Fitzpatrick noted that the town had nearly the same collections in January 1992. At the time the town was charging 4 percent sales tax, and collected $187,560 for the month.
Trujillo said the town would be keeping a close eye on sales tax collections in March. “We usually collect 65 percent of our sales tax revenue in the first three months of the year… this is our big month for sales tax,” he said.
End, or new beginning, in sight for condemned home
A home in Mt. Crested Butte was condemned in February. The building no longer had a source of heat and part of the deck had collapsed. The home was foreclosed last year and has been in the ownership of a San Francisco based bank. An appeals period for the condemnation notice expired on March 10. According to a March 14 report from community development director Bill Racek, the owner now has until August 11 to acquire the necessary permits to either repair or demolish the building.
More stimulus opportunity

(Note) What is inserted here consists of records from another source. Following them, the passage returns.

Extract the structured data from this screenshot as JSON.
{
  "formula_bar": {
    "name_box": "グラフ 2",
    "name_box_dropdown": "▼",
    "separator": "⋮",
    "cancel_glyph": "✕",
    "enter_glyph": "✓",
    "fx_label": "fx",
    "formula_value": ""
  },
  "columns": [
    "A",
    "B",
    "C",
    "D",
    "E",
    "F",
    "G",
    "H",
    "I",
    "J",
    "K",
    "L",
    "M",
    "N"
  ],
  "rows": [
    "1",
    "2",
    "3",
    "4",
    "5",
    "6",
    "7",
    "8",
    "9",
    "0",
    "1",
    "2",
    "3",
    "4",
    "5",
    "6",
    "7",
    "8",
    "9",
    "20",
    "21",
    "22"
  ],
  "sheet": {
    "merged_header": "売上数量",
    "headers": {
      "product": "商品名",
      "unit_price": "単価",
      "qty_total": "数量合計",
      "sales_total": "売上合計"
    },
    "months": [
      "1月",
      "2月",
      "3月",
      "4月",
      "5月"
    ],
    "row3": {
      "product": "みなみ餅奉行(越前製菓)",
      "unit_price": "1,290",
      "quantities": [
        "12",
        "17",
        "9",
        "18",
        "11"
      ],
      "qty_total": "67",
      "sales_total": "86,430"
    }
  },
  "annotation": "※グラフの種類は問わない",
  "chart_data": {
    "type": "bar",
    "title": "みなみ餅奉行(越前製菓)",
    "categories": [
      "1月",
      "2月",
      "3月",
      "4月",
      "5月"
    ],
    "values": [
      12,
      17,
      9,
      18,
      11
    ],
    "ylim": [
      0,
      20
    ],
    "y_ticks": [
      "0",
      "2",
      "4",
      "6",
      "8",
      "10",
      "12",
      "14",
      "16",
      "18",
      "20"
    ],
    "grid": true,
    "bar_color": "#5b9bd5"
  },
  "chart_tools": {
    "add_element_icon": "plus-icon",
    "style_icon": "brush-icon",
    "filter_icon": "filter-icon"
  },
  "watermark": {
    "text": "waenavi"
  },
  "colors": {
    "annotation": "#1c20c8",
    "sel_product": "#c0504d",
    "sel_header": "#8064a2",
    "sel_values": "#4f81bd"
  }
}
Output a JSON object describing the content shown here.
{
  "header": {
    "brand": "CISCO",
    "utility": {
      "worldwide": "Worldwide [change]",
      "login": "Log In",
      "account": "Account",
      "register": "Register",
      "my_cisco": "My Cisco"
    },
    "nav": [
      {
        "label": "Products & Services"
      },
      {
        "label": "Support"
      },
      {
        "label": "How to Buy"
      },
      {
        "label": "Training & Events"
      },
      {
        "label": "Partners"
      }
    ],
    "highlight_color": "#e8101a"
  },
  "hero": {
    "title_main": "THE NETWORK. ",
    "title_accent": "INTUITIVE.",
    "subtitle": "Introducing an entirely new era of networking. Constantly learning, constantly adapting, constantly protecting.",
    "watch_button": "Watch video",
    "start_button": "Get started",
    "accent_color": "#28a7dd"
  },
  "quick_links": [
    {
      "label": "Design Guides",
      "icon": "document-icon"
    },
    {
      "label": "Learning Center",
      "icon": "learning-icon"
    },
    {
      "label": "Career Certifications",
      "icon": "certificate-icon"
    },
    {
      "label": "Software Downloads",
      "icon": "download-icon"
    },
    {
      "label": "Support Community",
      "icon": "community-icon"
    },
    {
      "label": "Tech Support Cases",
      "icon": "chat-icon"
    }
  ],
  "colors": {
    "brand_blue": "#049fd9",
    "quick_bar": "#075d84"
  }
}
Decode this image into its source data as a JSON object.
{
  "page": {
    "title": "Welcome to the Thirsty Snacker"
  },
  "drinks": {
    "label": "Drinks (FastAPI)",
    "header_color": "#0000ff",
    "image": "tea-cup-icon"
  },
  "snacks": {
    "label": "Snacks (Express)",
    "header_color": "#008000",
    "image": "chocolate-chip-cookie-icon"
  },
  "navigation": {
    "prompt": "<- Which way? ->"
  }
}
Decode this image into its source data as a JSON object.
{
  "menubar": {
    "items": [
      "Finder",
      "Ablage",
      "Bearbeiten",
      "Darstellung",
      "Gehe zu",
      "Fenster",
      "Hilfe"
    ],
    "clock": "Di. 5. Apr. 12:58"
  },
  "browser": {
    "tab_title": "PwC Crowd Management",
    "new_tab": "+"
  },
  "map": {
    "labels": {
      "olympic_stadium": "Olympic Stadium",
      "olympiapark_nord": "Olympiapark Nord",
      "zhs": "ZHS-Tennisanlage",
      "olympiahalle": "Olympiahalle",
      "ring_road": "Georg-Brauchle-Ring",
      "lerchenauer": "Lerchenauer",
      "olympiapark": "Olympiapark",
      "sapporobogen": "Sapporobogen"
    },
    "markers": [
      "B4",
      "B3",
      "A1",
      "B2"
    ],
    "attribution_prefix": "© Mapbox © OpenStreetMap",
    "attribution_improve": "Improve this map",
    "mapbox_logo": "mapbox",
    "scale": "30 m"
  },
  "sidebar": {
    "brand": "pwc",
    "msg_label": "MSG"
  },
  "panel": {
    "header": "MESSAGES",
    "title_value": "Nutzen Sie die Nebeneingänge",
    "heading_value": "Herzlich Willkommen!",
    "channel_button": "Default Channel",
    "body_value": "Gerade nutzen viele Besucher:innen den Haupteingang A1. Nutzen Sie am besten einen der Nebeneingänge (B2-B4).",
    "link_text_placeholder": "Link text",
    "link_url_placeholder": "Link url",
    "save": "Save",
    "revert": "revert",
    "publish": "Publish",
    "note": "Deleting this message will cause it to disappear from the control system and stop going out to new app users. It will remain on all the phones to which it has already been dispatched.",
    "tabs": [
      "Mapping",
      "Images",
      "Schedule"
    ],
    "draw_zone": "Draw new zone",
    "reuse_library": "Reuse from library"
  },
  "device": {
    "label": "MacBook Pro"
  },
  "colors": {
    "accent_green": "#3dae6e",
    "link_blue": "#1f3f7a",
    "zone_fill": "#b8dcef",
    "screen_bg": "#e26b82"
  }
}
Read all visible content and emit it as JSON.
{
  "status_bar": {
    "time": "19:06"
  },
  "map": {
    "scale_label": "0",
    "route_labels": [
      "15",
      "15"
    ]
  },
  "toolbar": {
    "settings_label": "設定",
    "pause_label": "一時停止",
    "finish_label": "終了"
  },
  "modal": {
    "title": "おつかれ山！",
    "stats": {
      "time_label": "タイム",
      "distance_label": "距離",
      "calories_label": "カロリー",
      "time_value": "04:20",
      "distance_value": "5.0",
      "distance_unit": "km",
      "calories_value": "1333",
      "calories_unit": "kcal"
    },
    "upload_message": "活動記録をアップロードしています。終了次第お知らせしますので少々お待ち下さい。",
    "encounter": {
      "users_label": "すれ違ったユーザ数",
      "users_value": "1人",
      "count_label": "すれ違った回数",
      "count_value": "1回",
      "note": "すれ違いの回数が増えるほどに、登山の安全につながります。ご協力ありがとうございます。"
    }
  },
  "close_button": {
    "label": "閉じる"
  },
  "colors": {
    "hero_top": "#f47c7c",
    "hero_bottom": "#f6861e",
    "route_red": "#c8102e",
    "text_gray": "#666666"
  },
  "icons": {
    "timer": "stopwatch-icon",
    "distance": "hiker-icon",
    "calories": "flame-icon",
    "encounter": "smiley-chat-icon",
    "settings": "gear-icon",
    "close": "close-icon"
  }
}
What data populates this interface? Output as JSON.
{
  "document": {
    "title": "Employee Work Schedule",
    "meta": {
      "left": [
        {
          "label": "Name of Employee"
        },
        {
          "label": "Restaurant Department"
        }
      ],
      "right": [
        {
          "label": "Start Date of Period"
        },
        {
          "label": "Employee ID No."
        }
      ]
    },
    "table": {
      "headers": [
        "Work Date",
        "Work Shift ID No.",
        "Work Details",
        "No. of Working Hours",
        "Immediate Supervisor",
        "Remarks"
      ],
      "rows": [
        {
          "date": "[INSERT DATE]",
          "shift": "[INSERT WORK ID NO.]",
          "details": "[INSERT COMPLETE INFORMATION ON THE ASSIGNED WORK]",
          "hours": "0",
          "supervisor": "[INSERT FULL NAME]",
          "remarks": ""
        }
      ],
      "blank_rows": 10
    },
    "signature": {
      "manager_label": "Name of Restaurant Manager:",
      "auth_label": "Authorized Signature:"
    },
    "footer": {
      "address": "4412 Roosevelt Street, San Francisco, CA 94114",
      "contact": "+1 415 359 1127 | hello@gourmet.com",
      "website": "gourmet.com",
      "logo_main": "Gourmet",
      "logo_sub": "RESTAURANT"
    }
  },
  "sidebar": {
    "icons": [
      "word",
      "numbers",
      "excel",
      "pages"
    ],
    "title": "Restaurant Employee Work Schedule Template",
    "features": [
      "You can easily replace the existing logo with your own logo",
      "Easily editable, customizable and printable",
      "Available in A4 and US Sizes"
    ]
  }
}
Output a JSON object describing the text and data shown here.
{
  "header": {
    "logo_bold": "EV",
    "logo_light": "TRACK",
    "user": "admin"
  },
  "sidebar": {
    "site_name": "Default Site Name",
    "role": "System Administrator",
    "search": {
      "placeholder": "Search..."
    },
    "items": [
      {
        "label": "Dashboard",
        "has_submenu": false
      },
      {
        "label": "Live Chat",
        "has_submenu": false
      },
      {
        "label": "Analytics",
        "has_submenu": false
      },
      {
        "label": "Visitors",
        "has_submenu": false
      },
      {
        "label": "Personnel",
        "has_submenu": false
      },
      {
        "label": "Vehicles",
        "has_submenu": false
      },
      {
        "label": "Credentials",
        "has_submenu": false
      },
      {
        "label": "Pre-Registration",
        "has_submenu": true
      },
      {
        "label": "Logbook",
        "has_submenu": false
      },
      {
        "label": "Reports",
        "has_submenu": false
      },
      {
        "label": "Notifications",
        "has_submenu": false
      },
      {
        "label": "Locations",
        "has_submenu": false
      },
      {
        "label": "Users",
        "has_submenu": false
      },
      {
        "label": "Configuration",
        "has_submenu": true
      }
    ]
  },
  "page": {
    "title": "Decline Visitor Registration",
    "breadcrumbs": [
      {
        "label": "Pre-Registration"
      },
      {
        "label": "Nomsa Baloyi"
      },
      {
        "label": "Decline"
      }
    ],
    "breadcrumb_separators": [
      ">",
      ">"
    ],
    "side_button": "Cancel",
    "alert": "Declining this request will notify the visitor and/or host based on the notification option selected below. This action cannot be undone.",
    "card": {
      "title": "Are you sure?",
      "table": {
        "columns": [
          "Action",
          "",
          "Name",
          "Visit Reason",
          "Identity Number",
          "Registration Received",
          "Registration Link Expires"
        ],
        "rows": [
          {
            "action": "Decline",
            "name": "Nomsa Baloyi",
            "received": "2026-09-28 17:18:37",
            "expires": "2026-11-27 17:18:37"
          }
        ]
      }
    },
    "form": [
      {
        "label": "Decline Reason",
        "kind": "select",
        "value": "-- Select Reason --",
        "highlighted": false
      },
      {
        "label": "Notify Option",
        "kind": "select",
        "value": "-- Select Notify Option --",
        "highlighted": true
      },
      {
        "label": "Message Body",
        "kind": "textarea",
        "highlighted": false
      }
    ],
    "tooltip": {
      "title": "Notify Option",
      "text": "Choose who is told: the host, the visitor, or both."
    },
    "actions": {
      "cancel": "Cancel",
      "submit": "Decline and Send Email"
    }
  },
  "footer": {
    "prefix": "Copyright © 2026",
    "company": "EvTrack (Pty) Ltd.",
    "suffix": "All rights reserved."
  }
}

In addition to stimulus package grants that will fund road and bridge projects across the country, there are also stimulus funds directed toward energy efficiency and sustainability efforts and the town of Mt. Crested Butte is looking for a piece of the action. According to Racek, the recently enacted stimulus legislation will provide $3.2 billion in Energy Efficiency and Conservation Block Grants. “The purpose of these grants are to reduce emissions from fossil fuels, reduce our own energy use, and to improve energy efficiency,” Racek wrote. He said Mt. Crested Butte community development administrative assistant Theresa Henry is researching the feasibility of using stimulus grant money to implement items in an energy action plan the council will be considering soon, as well as the possibility of funding projects like the recreation path extension, new pedestrian bridge and improved street lighting.
Finally, a place to get the mail
In his report to the town council, Racek said town manager Joe Fitzpatrick had directed the building department to develop building plans for a post office box facility on the TC-1 parcel. Racek said he and Carlos Velado were working on the plans. In the report, he writes, “the site can easily accommodate a building and leave the majority for future development.”
During the council meeting on Tuesday night, council member Gary Keiser asked, “where is TC-1?”
Racek replied, “TC-1 is the old Inn Site 2, and old Inn Site 2 is the Rasta lot. You know where the Rasta lot is?”
Keiser said he was familiar with it, and Racek then explained that the old bus shelter along Emmons Road was a part of TC-1 and was the spot considered for the postal facility.
“So far you think that may work?” Keiser asked.
“Oh yes. It’s a really nice site,” Racek said.
The plans are scheduled to go before the town’s Downtown Development Authority for preliminary review on April 6, but there’s no telling how the construction of the facility will be funded.